Why is the Minnesota Moose population declining?
The Gunflint Trail in northeastern Minnesota has long been one of the best spots in the state to see a moose in the wild. The big beasts are still around, although their numbers have dropped dramatically across the state – more than 50 percent since 2010.
State wildlife experts say our moose calves are dying at a faster rate than they should be. Researchers in northern Minnesota say more than 60 percent of the young moose they tracked have died within the first four months of their birth.
Scientists are trying to figure out why the moose population in Minnesota has gone down as much as 65 percent. The answers aren’t good news.
The Minnesota DNR captured 49 moose calves and fitted them with GPS transmitter collars. Days after finishing their work, 22 of the newborn moose had already died.
The Department of Natural Resources is trying to find out why the moose population in the state is plummeting.
Minnesota canceled its moose hunting season Wednesday, citing a precipitous decline in the moose population, as researchers try to get a handle on why the iconic symbol of the north woods appears to be faring worse here than elsewhere across its range.
Waist-deep snow and tall spruce trees form the perfect north woods welcome mat. No matter the season, visitors to this wilderness will stop at Our Place bar and restaurant in Finland and ask Larry Schanno the same question: Where is the best place to see moose?

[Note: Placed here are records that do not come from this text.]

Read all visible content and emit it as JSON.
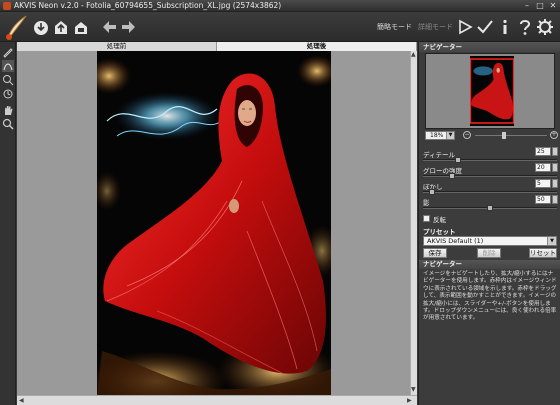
{
  "window": {
    "title": "AKVIS Neon v.2.0 - Fotolia_60794655_Subscription_XL.jpg (2574x3862)",
    "minimize": "–",
    "maximize": "□",
    "close": "✕"
  },
  "toolbar": {
    "modes": {
      "express": "簡略モード",
      "advanced": "詳細モード"
    },
    "icons": [
      "logo-icon",
      "open-icon",
      "save-icon",
      "print-icon",
      "undo-icon",
      "redo-icon",
      "run-icon",
      "apply-icon",
      "info-icon",
      "help-icon",
      "settings-icon"
    ]
  },
  "canvas": {
    "tabs": {
      "before": "処理前",
      "after": "処理後"
    },
    "active_tab": "after"
  },
  "navigator": {
    "title": "ナビゲーター",
    "zoom": "18%",
    "zoom_level": 0.4
  },
  "params": [
    {
      "label": "ディテール",
      "value": "25",
      "level": 0.25
    },
    {
      "label": "グローの強度",
      "value": "20",
      "level": 0.2
    },
    {
      "label": "ぼかし",
      "value": "5",
      "level": 0.05
    },
    {
      "label": "影",
      "value": "50",
      "level": 0.5
    }
  ],
  "invert": {
    "label": "反転",
    "checked": false
  },
  "presets": {
    "title": "プリセット",
    "selected": "AKVIS Default (1)",
    "save": "保存",
    "delete": "削除",
    "reset": "リセット"
  },
  "hint": {
    "title": "ナビゲーター",
    "text": "イメージをナビゲートしたり、拡大/縮小するにはナビゲーターを使用します。赤枠内はイメージウィンドウに表示されている領域を示します。赤枠をドラッグして、表示範囲を動かすことができます。イメージの拡大/縮小には、スライダーや+/-ボタンを使用します。ドロップダウンメニューには、良く使われる倍率が用意されています。"
  },
  "colors": {
    "accent_red": "#c81414",
    "panel_bg": "#3c3c3c",
    "canvas_bg": "#9a9a9a"
  }
}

A Twin Cities business owner is turning her attention from cupcakes to saving Minnesota’s moose. Robin Johnson is launching a fundraising drive to help researchers study Minnesota’s declining moose population.
Minnesota’s Department of Natural Resources is launching a moose research project in northeastern Minnesota to determine why the state’s population of the animal is declining.
Officials say Minnesota’s moose population is declining, so the Minnesota Department of Natural Resources wants to add moose to the state’s endangered species list.
Despite the sharp decline in the state’s moose population, the Minnesota Department of Natural Resources has decided to allow a moose hunting season this fall.
Wildlife managers say Minnesota’s moose population continues to decline, and that’s going to affect their decision on a moose hunting season this fall.
Recent snowfall in northeastern Minnesota is letting researchers finally get going on their annual aerial survey of the region’s struggling moose population.
Fewer permits were issued for Minnesota’s moose hunt this season, but the hunters who got the once-in-a-lifetime opportunity to kill a moose had a higher success rate than previous years.
More than 100 hunters in Minnesota received a lottery-drawn, once-in-a-lifetime moose license for this year’s season, which opens Saturday. Problem is, some of those hunters may not be able to hunt.